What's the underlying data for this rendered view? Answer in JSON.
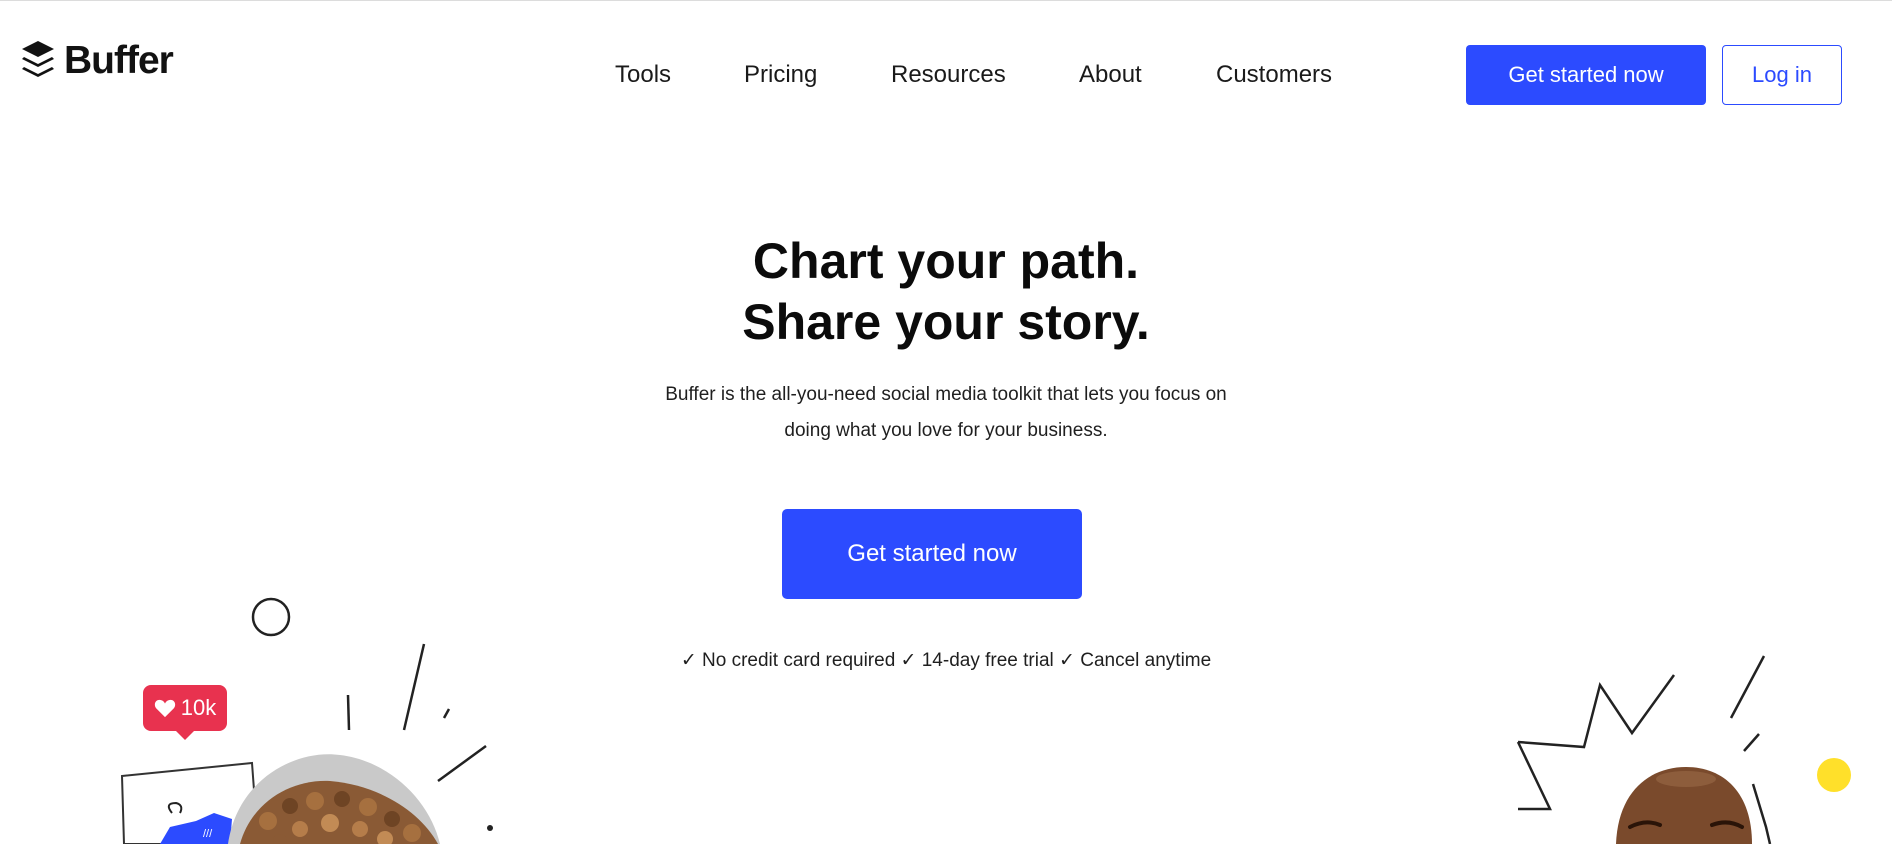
{
  "brand": {
    "name": "Buffer",
    "logo_icon": "buffer-layers-icon"
  },
  "nav": {
    "items": [
      {
        "label": "Tools"
      },
      {
        "label": "Pricing"
      },
      {
        "label": "Resources"
      },
      {
        "label": "About"
      },
      {
        "label": "Customers"
      }
    ],
    "cta_label": "Get started now",
    "login_label": "Log in"
  },
  "hero": {
    "title_line1": "Chart your path.",
    "title_line2": "Share your story.",
    "subtitle": "Buffer is the all-you-need social media toolkit that lets you focus on doing what you love for your business.",
    "cta_label": "Get started now",
    "perks": "✓ No credit card required ✓ 14-day free trial ✓ Cancel anytime"
  },
  "like_badge": {
    "count": "10k",
    "icon": "heart-icon"
  },
  "colors": {
    "accent": "#2c4bff",
    "badge": "#e8324f",
    "yellow": "#ffe02a",
    "text": "#121212"
  }
}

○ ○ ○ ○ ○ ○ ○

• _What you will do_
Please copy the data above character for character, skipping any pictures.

• _Result of the task_
What's the underlying data for this rendered view? Answer in JSON.
{
  "brand": {
    "name": "Buffer",
    "logo_icon": "buffer-layers-icon"
  },
  "nav": {
    "items": [
      {
        "label": "Tools"
      },
      {
        "label": "Pricing"
      },
      {
        "label": "Resources"
      },
      {
        "label": "About"
      },
      {
        "label": "Customers"
      }
    ],
    "cta_label": "Get started now",
    "login_label": "Log in"
  },
  "hero": {
    "title_line1": "Chart your path.",
    "title_line2": "Share your story.",
    "subtitle": "Buffer is the all-you-need social media toolkit that lets you focus on doing what you love for your business.",
    "cta_label": "Get started now",
    "perks": "✓ No credit card required ✓ 14-day free trial ✓ Cancel anytime"
  },
  "like_badge": {
    "count": "10k",
    "icon": "heart-icon"
  },
  "colors": {
    "accent": "#2c4bff",
    "badge": "#e8324f",
    "yellow": "#ffe02a",
    "text": "#121212"
  }
}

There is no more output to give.